18Which Gestalt principles are applied in this display? + O + O + O + O
19Which Gestalt principles are applied in this display?
202. Theoretical Approaches to Perception Bottom-Up Approaches- Start from the bottom, considering physical stimuli being perceived and then work their way up to higher-order cognitive processes (organizing principles and concepts)- Higher cognitive processes can not directly influence processing at lower levels
212. Theoretical Approaches to Perception 1. Bottom-Up ApproachesGibson’s Theory of direct perceptionThe array of information in our sensory receptors, including sensory context, is all we need to perceive anythingWe do not need higher cognitive processes or anything else to mediate between our sensory experiences and our perceptionsExisting beliefs or higher-level inferential thought processes are not necessary for perception

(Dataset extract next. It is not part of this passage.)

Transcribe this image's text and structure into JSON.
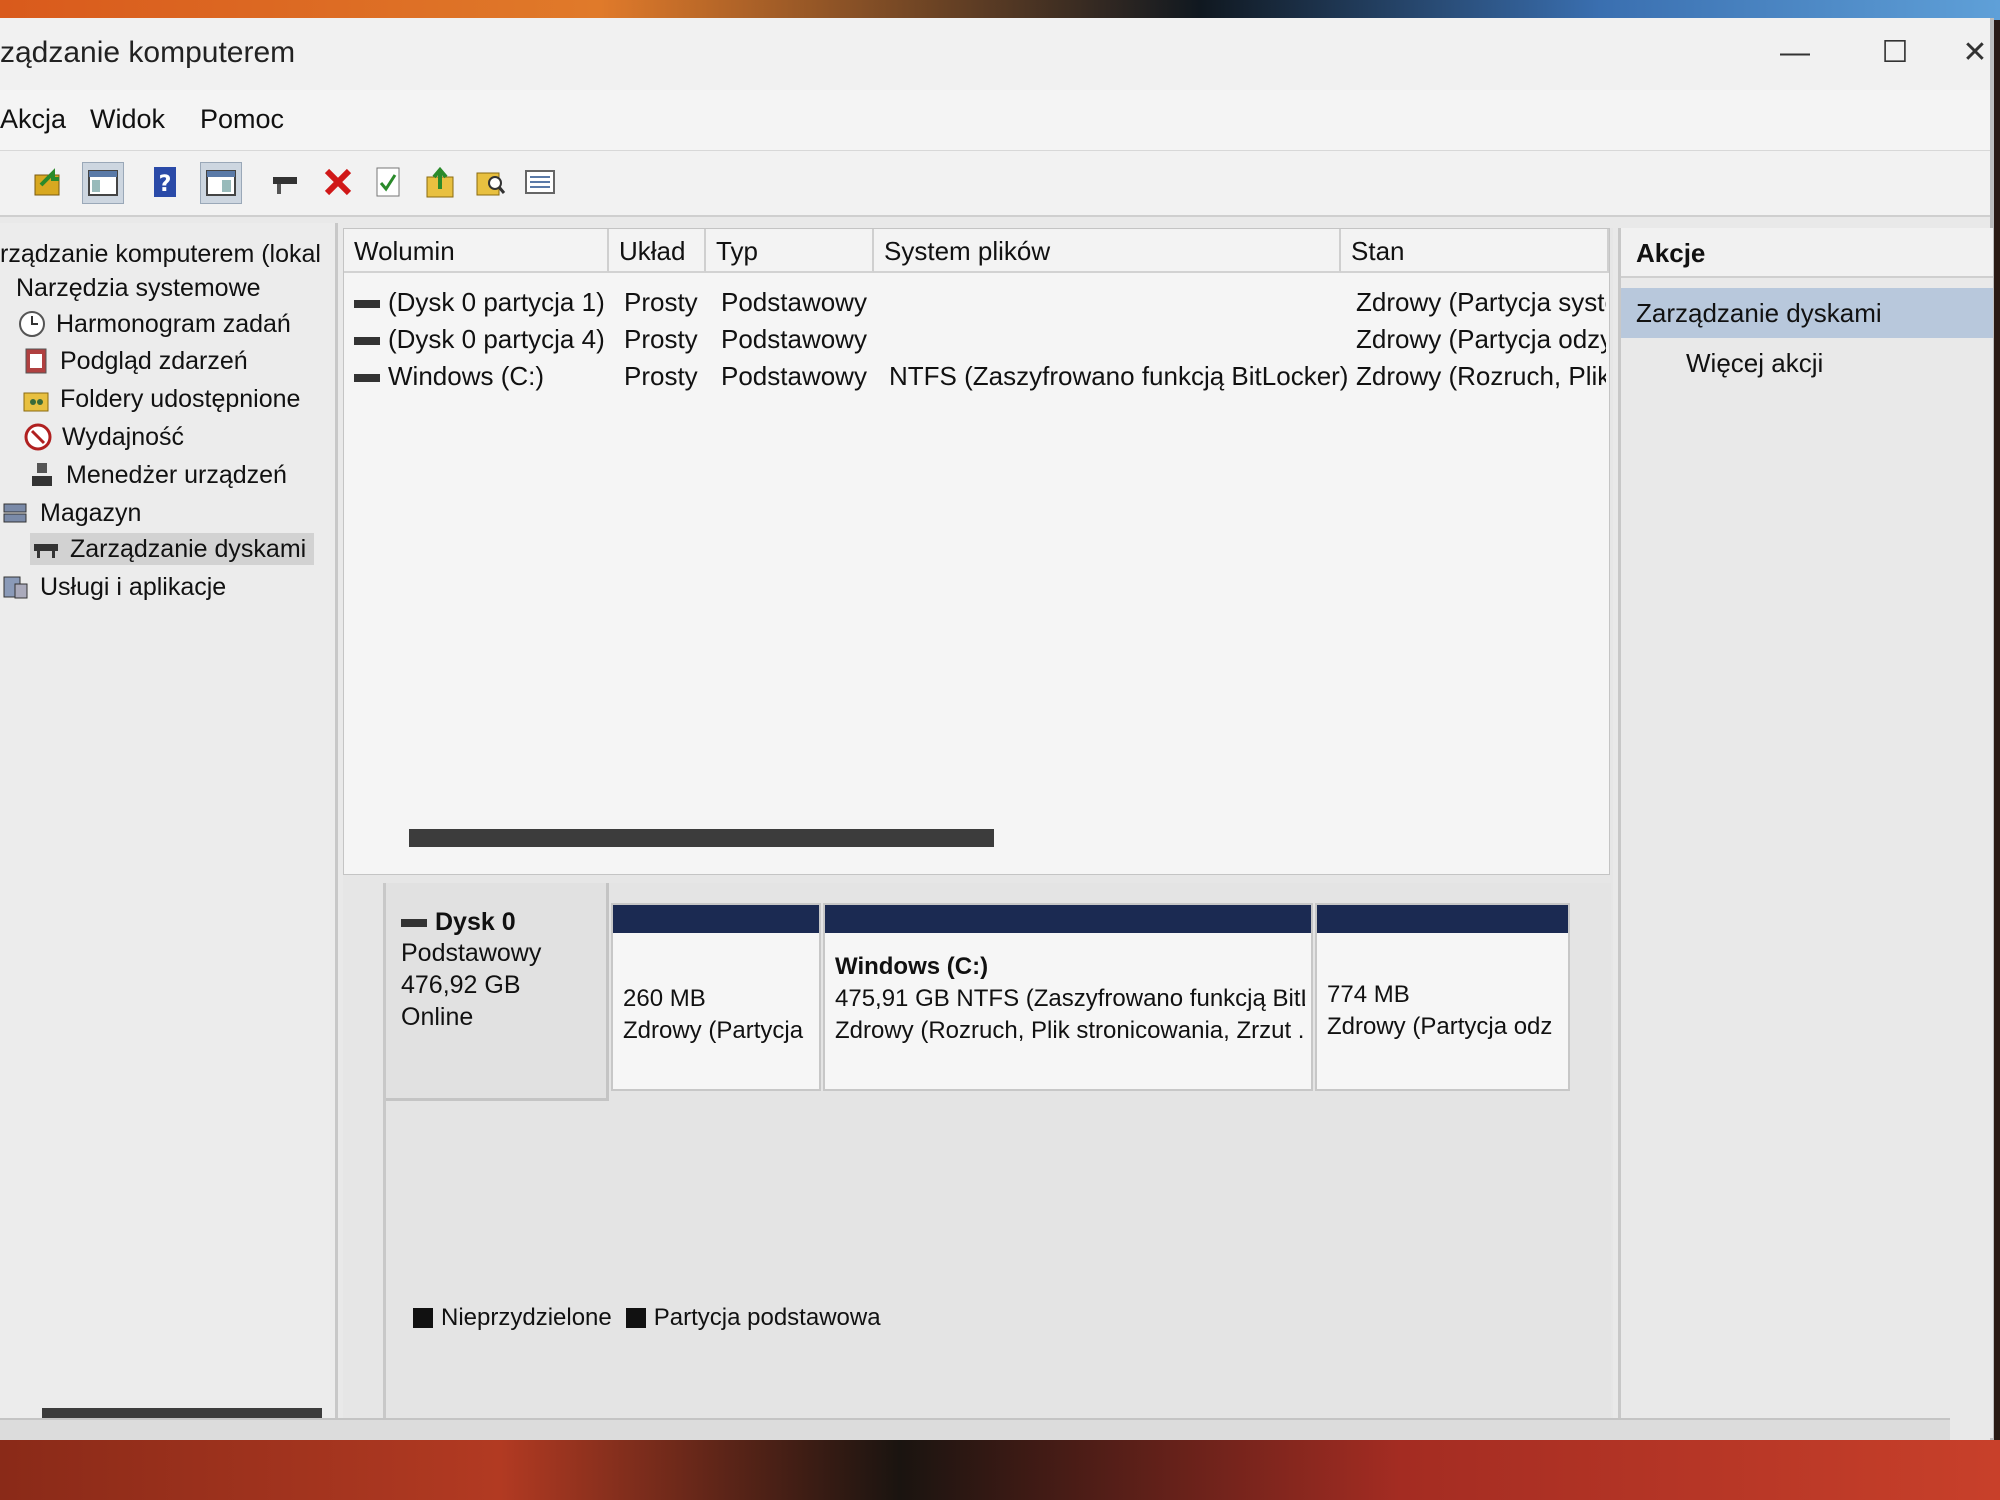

222. Theoretical Approaches to Perception 2. Top-Down ApproachesThe perceiver builds (constructs) a cognitive understanding (perception) of a stimulus, using sensory information as the foundation for the structure but also using other sources of information to build the perception
232. Theoretical Approaches to Perception 2. Top-Down ApproachesConstructive Perception (Jerome Bruner)During perception we quickly form and test various hypotheses regarding percepts based onWhat we sense (sensory data)What we know (knowledge stored in memory)What we can infer (using thinking)What we expect
243. Deficits in Perception Visual AgnosiaPeople with visual agnosia have normal sensations of what is in front of them, but they cannot recognize what they seeProsopagnosiaSeverely impaired ability to recognize human faces